[Collected data]
###

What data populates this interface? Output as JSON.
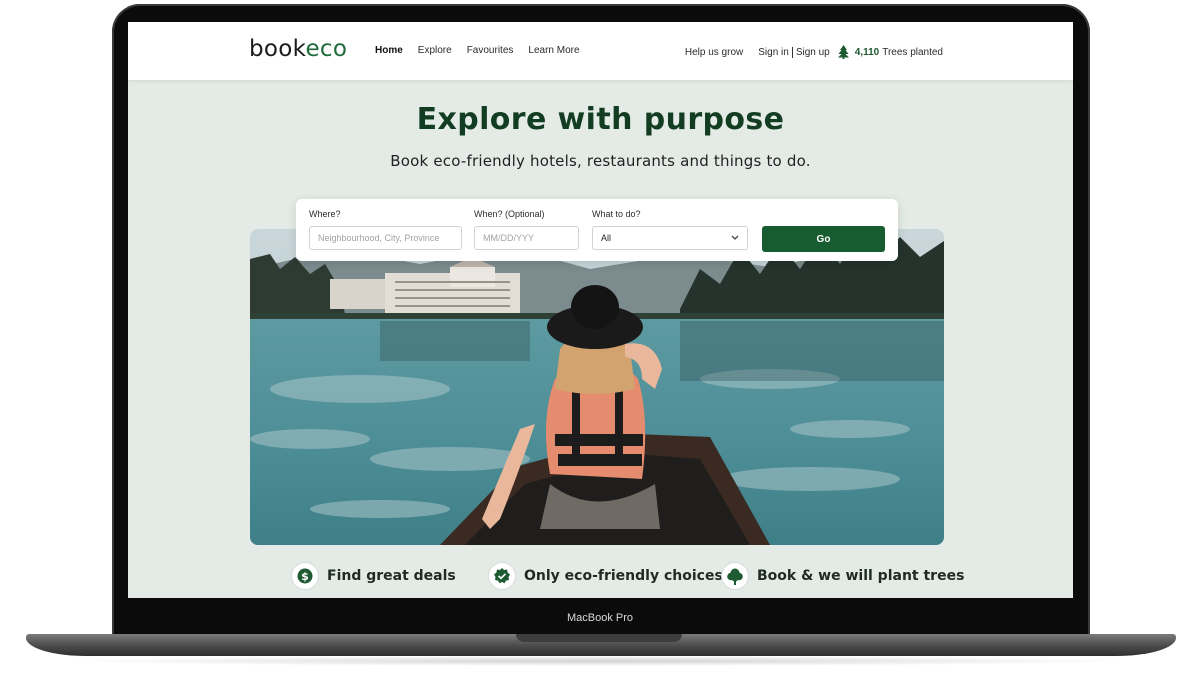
{
  "device": {
    "label": "MacBook Pro"
  },
  "nav": {
    "logo_book": "book",
    "logo_eco": "eco",
    "links": [
      "Home",
      "Explore",
      "Favourites",
      "Learn More"
    ],
    "help": "Help us grow",
    "sign_in": "Sign in",
    "sign_up": "Sign up",
    "trees_count": "4,110",
    "trees_label": "Trees planted"
  },
  "hero": {
    "title": "Explore with purpose",
    "subtitle": "Book eco-friendly hotels, restaurants and things to do."
  },
  "search": {
    "where_label": "Where?",
    "where_placeholder": "Neighbourhood, City, Province",
    "when_label": "When? (Optional)",
    "when_placeholder": "MM/DD/YYY",
    "what_label": "What to do?",
    "what_value": "All",
    "go_label": "Go"
  },
  "features": [
    {
      "icon": "dollar-icon",
      "text": "Find great deals"
    },
    {
      "icon": "check-badge-icon",
      "text": "Only eco-friendly choices"
    },
    {
      "icon": "tree-icon",
      "text": "Book & we will plant trees"
    }
  ],
  "colors": {
    "brand_green": "#175b30",
    "title_green": "#133d22",
    "page_bg": "#e4ebe6"
  }
}
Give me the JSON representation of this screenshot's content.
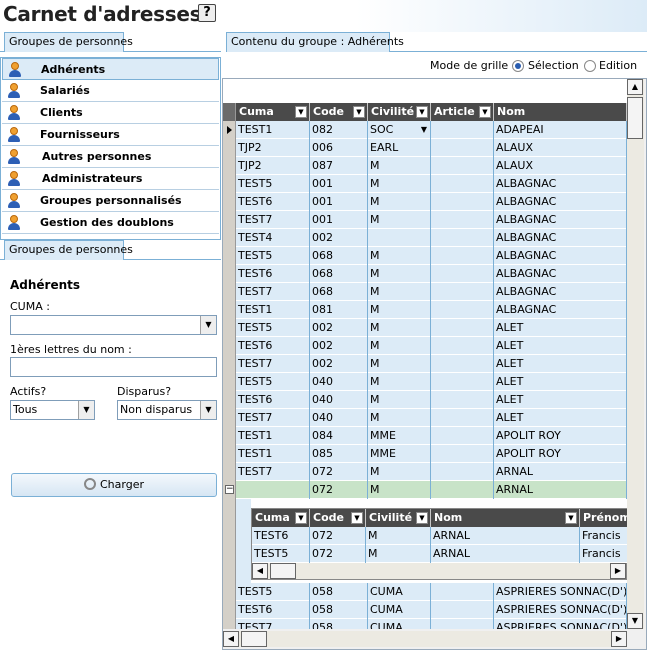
{
  "header": {
    "title": "Carnet d'adresses",
    "help_label": "?"
  },
  "left_tab": "Groupes de personnes",
  "left_tab2": "Groupes de personnes",
  "right_tab": "Contenu du groupe : Adhérents",
  "groups": [
    {
      "label": "Adhérents",
      "selected": true
    },
    {
      "label": "Salariés",
      "selected": false
    },
    {
      "label": "Clients",
      "selected": false
    },
    {
      "label": "Fournisseurs",
      "selected": false
    },
    {
      "label": "Autres personnes",
      "selected": false
    },
    {
      "label": "Administrateurs",
      "selected": false
    },
    {
      "label": "Groupes personnalisés",
      "selected": false
    },
    {
      "label": "Gestion des doublons",
      "selected": false
    }
  ],
  "filter": {
    "heading": "Adhérents",
    "cuma_label": "CUMA :",
    "cuma_value": "",
    "name_label": "1ères lettres du nom :",
    "name_value": "",
    "actifs_label": "Actifs?",
    "actifs_value": "Tous",
    "disparus_label": "Disparus?",
    "disparus_value": "Non disparus",
    "charger_label": "Charger"
  },
  "grid_mode": {
    "label": "Mode de grille :",
    "options": [
      "Sélection",
      "Edition"
    ],
    "selected": "Sélection"
  },
  "grid": {
    "columns": [
      "Cuma",
      "Code",
      "Civilité",
      "Article",
      "Nom"
    ],
    "rows_top": [
      [
        "TEST1",
        "082",
        "SOC",
        "",
        "ADAPEAI"
      ],
      [
        "TJP2",
        "006",
        "EARL",
        "",
        "ALAUX"
      ],
      [
        "TJP2",
        "087",
        "M",
        "",
        "ALAUX"
      ],
      [
        "TEST5",
        "001",
        "M",
        "",
        "ALBAGNAC"
      ],
      [
        "TEST6",
        "001",
        "M",
        "",
        "ALBAGNAC"
      ],
      [
        "TEST7",
        "001",
        "M",
        "",
        "ALBAGNAC"
      ],
      [
        "TEST4",
        "002",
        "",
        "",
        "ALBAGNAC"
      ],
      [
        "TEST5",
        "068",
        "M",
        "",
        "ALBAGNAC"
      ],
      [
        "TEST6",
        "068",
        "M",
        "",
        "ALBAGNAC"
      ],
      [
        "TEST7",
        "068",
        "M",
        "",
        "ALBAGNAC"
      ],
      [
        "TEST1",
        "081",
        "M",
        "",
        "ALBAGNAC"
      ],
      [
        "TEST5",
        "002",
        "M",
        "",
        "ALET"
      ],
      [
        "TEST6",
        "002",
        "M",
        "",
        "ALET"
      ],
      [
        "TEST7",
        "002",
        "M",
        "",
        "ALET"
      ],
      [
        "TEST5",
        "040",
        "M",
        "",
        "ALET"
      ],
      [
        "TEST6",
        "040",
        "M",
        "",
        "ALET"
      ],
      [
        "TEST7",
        "040",
        "M",
        "",
        "ALET"
      ],
      [
        "TEST1",
        "084",
        "MME",
        "",
        "APOLIT ROY"
      ],
      [
        "TEST1",
        "085",
        "MME",
        "",
        "APOLIT ROY"
      ],
      [
        "TEST7",
        "072",
        "M",
        "",
        "ARNAL"
      ],
      [
        "",
        "072",
        "M",
        "",
        "ARNAL"
      ]
    ],
    "sub_columns": [
      "Cuma",
      "Code",
      "Civilité",
      "Nom",
      "Prénom"
    ],
    "sub_rows": [
      [
        "TEST6",
        "072",
        "M",
        "ARNAL",
        "Francis"
      ],
      [
        "TEST5",
        "072",
        "M",
        "ARNAL",
        "Francis"
      ]
    ],
    "rows_bottom": [
      [
        "TEST5",
        "058",
        "CUMA",
        "",
        "ASPRIERES SONNAC(D')"
      ],
      [
        "TEST6",
        "058",
        "CUMA",
        "",
        "ASPRIERES SONNAC(D')"
      ],
      [
        "TEST7",
        "058",
        "CUMA",
        "",
        "ASPRIERES SONNAC(D')"
      ]
    ]
  }
}
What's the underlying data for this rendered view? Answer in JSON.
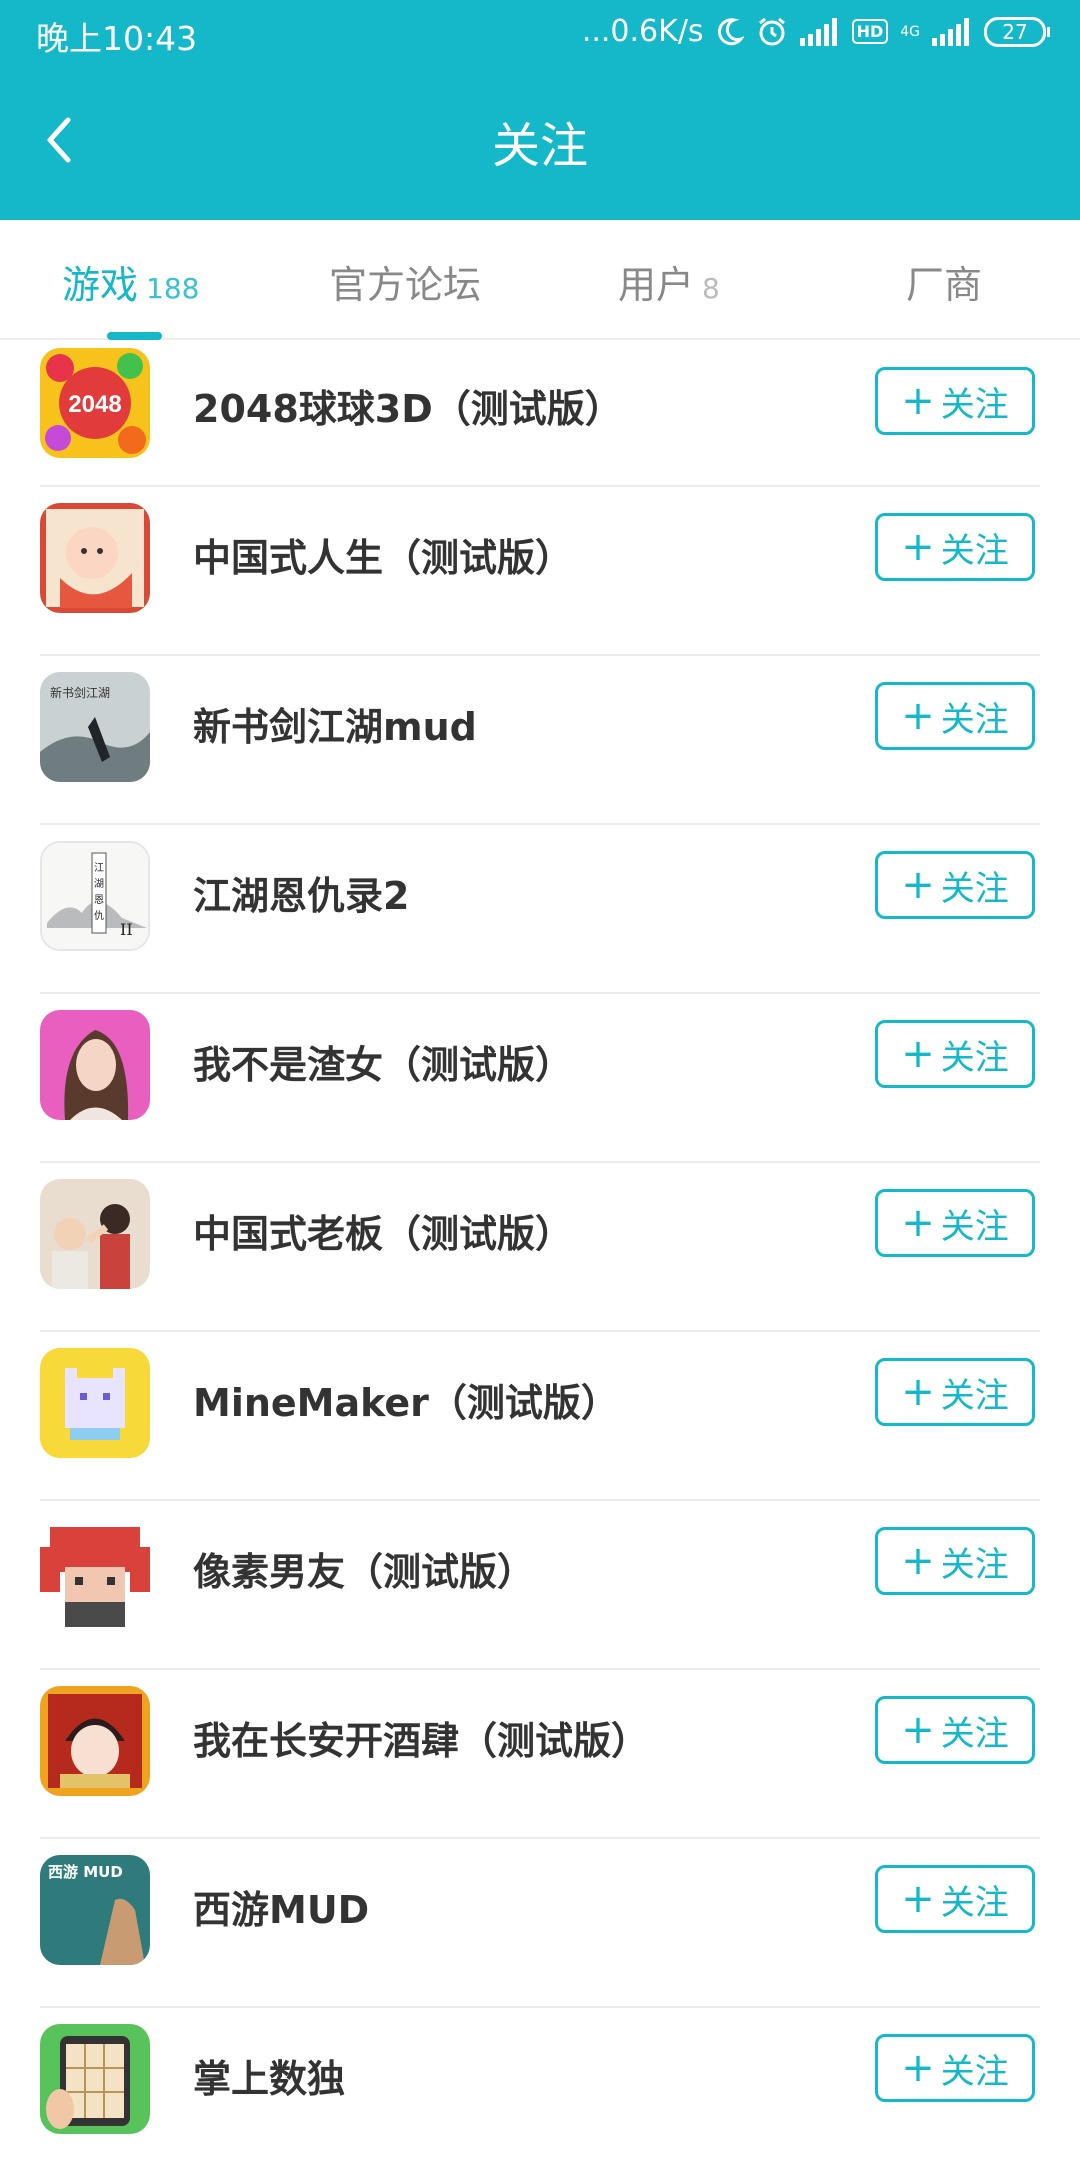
{
  "status_bar": {
    "time": "晚上10:43",
    "network_speed": "...0.6K/s",
    "hd": "HD",
    "lte": "4G",
    "battery": "27"
  },
  "header": {
    "title": "关注",
    "back_icon": "chevron-left-icon"
  },
  "tabs": [
    {
      "label": "游戏",
      "count": "188",
      "active": true
    },
    {
      "label": "官方论坛",
      "count": ""
    },
    {
      "label": "用户",
      "count": "8"
    },
    {
      "label": "厂商",
      "count": ""
    }
  ],
  "follow_label": "关注",
  "games": [
    {
      "title": "2048球球3D（测试版）",
      "icon": "2048-balls-icon"
    },
    {
      "title": "中国式人生（测试版）",
      "icon": "baby-icon"
    },
    {
      "title": "新书剑江湖mud",
      "icon": "ink-painting-icon"
    },
    {
      "title": "江湖恩仇录2",
      "icon": "ink-landscape-icon"
    },
    {
      "title": "我不是渣女（测试版）",
      "icon": "woman-portrait-icon"
    },
    {
      "title": "中国式老板（测试版）",
      "icon": "office-boss-icon"
    },
    {
      "title": "MineMaker（测试版）",
      "icon": "pixel-cat-icon"
    },
    {
      "title": "像素男友（测试版）",
      "icon": "pixel-boy-icon"
    },
    {
      "title": "我在长安开酒肆（测试版）",
      "icon": "tavern-girl-icon"
    },
    {
      "title": "西游MUD",
      "icon": "journey-west-icon",
      "icon_text": "西游 MUD"
    },
    {
      "title": "掌上数独",
      "icon": "sudoku-icon"
    }
  ],
  "colors": {
    "accent": "#14b8c8",
    "text": "#333333",
    "inactive_tab": "#888888"
  }
}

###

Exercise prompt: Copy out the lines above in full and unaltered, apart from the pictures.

Answer to this task:
What data populates this interface? Output as JSON.
{
  "device": {
    "label": "MacBook Pro"
  },
  "nav": {
    "logo_book": "book",
    "logo_eco": "eco",
    "links": [
      "Home",
      "Explore",
      "Favourites",
      "Learn More"
    ],
    "help": "Help us grow",
    "sign_in": "Sign in",
    "sign_up": "Sign up",
    "trees_count": "4,110",
    "trees_label": "Trees planted"
  },
  "hero": {
    "title": "Explore with purpose",
    "subtitle": "Book eco-friendly hotels, restaurants and things to do."
  },
  "search": {
    "where_label": "Where?",
    "where_placeholder": "Neighbourhood, City, Province",
    "when_label": "When? (Optional)",
    "when_placeholder": "MM/DD/YYY",
    "what_label": "What to do?",
    "what_value": "All",
    "go_label": "Go"
  },
  "features": [
    {
      "icon": "dollar-icon",
      "text": "Find great deals"
    },
    {
      "icon": "check-badge-icon",
      "text": "Only eco-friendly choices"
    },
    {
      "icon": "tree-icon",
      "text": "Book & we will plant trees"
    }
  ],
  "colors": {
    "brand_green": "#175b30",
    "title_green": "#133d22",
    "page_bg": "#e4ebe6"
  }
}
Give me the JSON representation of this screenshot's content.
{
  "header": {
    "title": "Carnet d'adresses",
    "help_label": "?"
  },
  "left_tab": "Groupes de personnes",
  "left_tab2": "Groupes de personnes",
  "right_tab": "Contenu du groupe : Adhérents",
  "groups": [
    {
      "label": "Adhérents",
      "selected": true
    },
    {
      "label": "Salariés",
      "selected": false
    },
    {
      "label": "Clients",
      "selected": false
    },
    {
      "label": "Fournisseurs",
      "selected": false
    },
    {
      "label": "Autres personnes",
      "selected": false
    },
    {
      "label": "Administrateurs",
      "selected": false
    },
    {
      "label": "Groupes personnalisés",
      "selected": false
    },
    {
      "label": "Gestion des doublons",
      "selected": false
    }
  ],
  "filter": {
    "heading": "Adhérents",
    "cuma_label": "CUMA :",
    "cuma_value": "",
    "name_label": "1ères lettres du nom :",
    "name_value": "",
    "actifs_label": "Actifs?",
    "actifs_value": "Tous",
    "disparus_label": "Disparus?",
    "disparus_value": "Non disparus",
    "charger_label": "Charger"
  },
  "grid_mode": {
    "label": "Mode de grille :",
    "options": [
      "Sélection",
      "Edition"
    ],
    "selected": "Sélection"
  },
  "grid": {
    "columns": [
      "Cuma",
      "Code",
      "Civilité",
      "Article",
      "Nom"
    ],
    "rows_top": [
      [
        "TEST1",
        "082",
        "SOC",
        "",
        "ADAPEAI"
      ],
      [
        "TJP2",
        "006",
        "EARL",
        "",
        "ALAUX"
      ],
      [
        "TJP2",
        "087",
        "M",
        "",
        "ALAUX"
      ],
      [
        "TEST5",
        "001",
        "M",
        "",
        "ALBAGNAC"
      ],
      [
        "TEST6",
        "001",
        "M",
        "",
        "ALBAGNAC"
      ],
      [
        "TEST7",
        "001",
        "M",
        "",
        "ALBAGNAC"
      ],
      [
        "TEST4",
        "002",
        "",
        "",
        "ALBAGNAC"
      ],
      [
        "TEST5",
        "068",
        "M",
        "",
        "ALBAGNAC"
      ],
      [
        "TEST6",
        "068",
        "M",
        "",
        "ALBAGNAC"
      ],
      [
        "TEST7",
        "068",
        "M",
        "",
        "ALBAGNAC"
      ],
      [
        "TEST1",
        "081",
        "M",
        "",
        "ALBAGNAC"
      ],
      [
        "TEST5",
        "002",
        "M",
        "",
        "ALET"
      ],
      [
        "TEST6",
        "002",
        "M",
        "",
        "ALET"
      ],
      [
        "TEST7",
        "002",
        "M",
        "",
        "ALET"
      ],
      [
        "TEST5",
        "040",
        "M",
        "",
        "ALET"
      ],
      [
        "TEST6",
        "040",
        "M",
        "",
        "ALET"
      ],
      [
        "TEST7",
        "040",
        "M",
        "",
        "ALET"
      ],
      [
        "TEST1",
        "084",
        "MME",
        "",
        "APOLIT ROY"
      ],
      [
        "TEST1",
        "085",
        "MME",
        "",
        "APOLIT ROY"
      ],
      [
        "TEST7",
        "072",
        "M",
        "",
        "ARNAL"
      ],
      [
        "",
        "072",
        "M",
        "",
        "ARNAL"
      ]
    ],
    "sub_columns": [
      "Cuma",
      "Code",
      "Civilité",
      "Nom",
      "Prénom"
    ],
    "sub_rows": [
      [
        "TEST6",
        "072",
        "M",
        "ARNAL",
        "Francis"
      ],
      [
        "TEST5",
        "072",
        "M",
        "ARNAL",
        "Francis"
      ]
    ],
    "rows_bottom": [
      [
        "TEST5",
        "058",
        "CUMA",
        "",
        "ASPRIERES SONNAC(D')"
      ],
      [
        "TEST6",
        "058",
        "CUMA",
        "",
        "ASPRIERES SONNAC(D')"
      ],
      [
        "TEST7",
        "058",
        "CUMA",
        "",
        "ASPRIERES SONNAC(D')"
      ]
    ]
  }
}
What's the underlying data for this rendered view? Answer in JSON.
{
  "status_bar": {
    "time": "晚上10:43",
    "network_speed": "...0.6K/s",
    "hd": "HD",
    "lte": "4G",
    "battery": "27"
  },
  "header": {
    "title": "关注",
    "back_icon": "chevron-left-icon"
  },
  "tabs": [
    {
      "label": "游戏",
      "count": "188",
      "active": true
    },
    {
      "label": "官方论坛",
      "count": ""
    },
    {
      "label": "用户",
      "count": "8"
    },
    {
      "label": "厂商",
      "count": ""
    }
  ],
  "follow_label": "关注",
  "games": [
    {
      "title": "2048球球3D（测试版）",
      "icon": "2048-balls-icon"
    },
    {
      "title": "中国式人生（测试版）",
      "icon": "baby-icon"
    },
    {
      "title": "新书剑江湖mud",
      "icon": "ink-painting-icon"
    },
    {
      "title": "江湖恩仇录2",
      "icon": "ink-landscape-icon"
    },
    {
      "title": "我不是渣女（测试版）",
      "icon": "woman-portrait-icon"
    },
    {
      "title": "中国式老板（测试版）",
      "icon": "office-boss-icon"
    },
    {
      "title": "MineMaker（测试版）",
      "icon": "pixel-cat-icon"
    },
    {
      "title": "像素男友（测试版）",
      "icon": "pixel-boy-icon"
    },
    {
      "title": "我在长安开酒肆（测试版）",
      "icon": "tavern-girl-icon"
    },
    {
      "title": "西游MUD",
      "icon": "journey-west-icon",
      "icon_text": "西游 MUD"
    },
    {
      "title": "掌上数独",
      "icon": "sudoku-icon"
    }
  ],
  "colors": {
    "accent": "#14b8c8",
    "text": "#333333",
    "inactive_tab": "#888888"
  }
}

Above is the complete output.